Frozen carbon dioxide on an airframe is not a problem in commercial aviation. Moisture can very well invade the higher altitudes. It is not common, but even Concorde can leave a contrail at FL590. Moisture forming on particulates from its exhaust.
Generally, the temperature up to 100,000 feet does not go below -60C (It can, but ISA above the tropopause is -56C at 40N/S Lat).
If memory serves, dry ice or frozen CO2 sublimates to a gas at about -100C. Hope you'll correct that if it's wrong!
NKP S2 From United States of America, joined Dec 1999, 1714 posts, RR: 6 Reply 21, posted (13 years 6 months 5 days 13 hours ago) and read 835 times:
I have de-iced multiple times (I'm not a "bag" person--not that there's anything wrong with them ) and we use a hot Propylene glycol/water mixture (type 1) to de-ice and a thick green fluid applied cold to extend holdover times _only after de-icing with type 1_ (type 4). Most of the de-icing is just removing overnight frost,or removing contamination after precipitation has ended. There are charts that determine the length of holdover times depending on the temperature,amount and type of precipitation,and final type of fluid shot. The mixture of water/glycol is varied depending on temperature. The mix with the lowest freezng point is a 50/50 mix (not 100% glycol!),so a mixture is used to provide an adequate "buffer zone" below the actual ambient temp to conserve gloycol. (we don't need a mix with a freeze point of -35F to de-ice an A/C in 30F ambient temps). The freeze point of the mix is not what does the de-icing---It is the heat (180F) and pressure that really does most of the work,in fact plain old hot water will de-ice fine in theory. The reason we use glycol is to lessen the loss of heat loss from the nozzle to the A/C,and to provide additional holdover protection to: a) cover the gap between type 1 to type 4 applications and b) provde holdover if no type 4 is shot. Type 4 is not always needed. Sorry for the book,hope this answers your questions.
NKP S2 From United States of America, joined Dec 1999, 1714 posts, RR: 6 Reply 22, posted (13 years 6 months 5 days 12 hours ago) and read 831 times:

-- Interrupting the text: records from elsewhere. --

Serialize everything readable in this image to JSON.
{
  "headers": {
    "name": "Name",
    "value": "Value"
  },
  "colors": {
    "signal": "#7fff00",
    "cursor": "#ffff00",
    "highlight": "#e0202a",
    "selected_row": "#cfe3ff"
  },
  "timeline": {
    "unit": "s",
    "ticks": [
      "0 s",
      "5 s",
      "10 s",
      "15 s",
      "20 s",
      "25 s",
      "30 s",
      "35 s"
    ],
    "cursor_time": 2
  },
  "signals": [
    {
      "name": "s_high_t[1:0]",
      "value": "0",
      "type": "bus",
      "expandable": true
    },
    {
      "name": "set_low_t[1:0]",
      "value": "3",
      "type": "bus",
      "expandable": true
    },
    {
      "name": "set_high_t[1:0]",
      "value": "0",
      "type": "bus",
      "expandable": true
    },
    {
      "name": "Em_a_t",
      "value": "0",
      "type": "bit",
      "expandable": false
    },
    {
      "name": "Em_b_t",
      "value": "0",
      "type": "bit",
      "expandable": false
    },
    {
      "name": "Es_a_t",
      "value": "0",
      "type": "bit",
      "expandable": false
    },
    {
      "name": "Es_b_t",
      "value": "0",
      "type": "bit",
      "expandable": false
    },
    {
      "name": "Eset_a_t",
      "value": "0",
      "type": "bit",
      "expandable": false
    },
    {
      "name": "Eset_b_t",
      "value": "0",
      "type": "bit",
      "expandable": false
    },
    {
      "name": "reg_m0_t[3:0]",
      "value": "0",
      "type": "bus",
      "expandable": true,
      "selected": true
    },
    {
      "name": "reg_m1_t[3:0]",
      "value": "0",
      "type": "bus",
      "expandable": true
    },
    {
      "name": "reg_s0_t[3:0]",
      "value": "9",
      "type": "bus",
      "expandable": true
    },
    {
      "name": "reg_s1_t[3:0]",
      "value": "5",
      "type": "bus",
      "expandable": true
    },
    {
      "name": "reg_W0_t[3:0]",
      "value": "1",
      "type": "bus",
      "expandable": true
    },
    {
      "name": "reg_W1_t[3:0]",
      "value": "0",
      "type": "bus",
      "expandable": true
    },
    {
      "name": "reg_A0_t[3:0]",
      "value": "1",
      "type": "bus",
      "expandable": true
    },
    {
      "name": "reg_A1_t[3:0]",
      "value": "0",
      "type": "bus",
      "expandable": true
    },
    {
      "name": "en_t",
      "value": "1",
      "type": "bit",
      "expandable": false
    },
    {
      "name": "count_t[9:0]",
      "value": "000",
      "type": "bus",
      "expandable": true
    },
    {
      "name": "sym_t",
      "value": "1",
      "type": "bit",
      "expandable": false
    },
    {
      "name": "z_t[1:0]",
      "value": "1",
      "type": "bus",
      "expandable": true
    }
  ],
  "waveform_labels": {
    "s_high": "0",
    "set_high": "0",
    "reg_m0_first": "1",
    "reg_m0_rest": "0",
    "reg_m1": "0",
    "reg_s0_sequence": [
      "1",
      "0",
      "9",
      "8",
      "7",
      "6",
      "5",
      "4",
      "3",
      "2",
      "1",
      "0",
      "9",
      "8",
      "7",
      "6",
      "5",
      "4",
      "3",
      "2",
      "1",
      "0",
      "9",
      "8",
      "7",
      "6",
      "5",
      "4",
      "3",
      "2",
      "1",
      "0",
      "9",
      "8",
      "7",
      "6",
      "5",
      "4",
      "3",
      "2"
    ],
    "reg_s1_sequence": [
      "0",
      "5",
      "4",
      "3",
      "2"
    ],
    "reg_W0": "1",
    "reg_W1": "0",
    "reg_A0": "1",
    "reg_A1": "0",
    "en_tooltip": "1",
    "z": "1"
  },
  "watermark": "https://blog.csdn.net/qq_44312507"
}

Just to add to the previous post,the guy in the bucket and in the truck cab communicate via a headset and boom mike,usually switched to "hot mike" so the guy in the boom can talk and give instructions and have his hands free to shoot and operate the boom/bucket. The guy in the cab can also control the boom/bucket arrangement and he also talks to the pilot via radio. A good team really makes it easier on both people.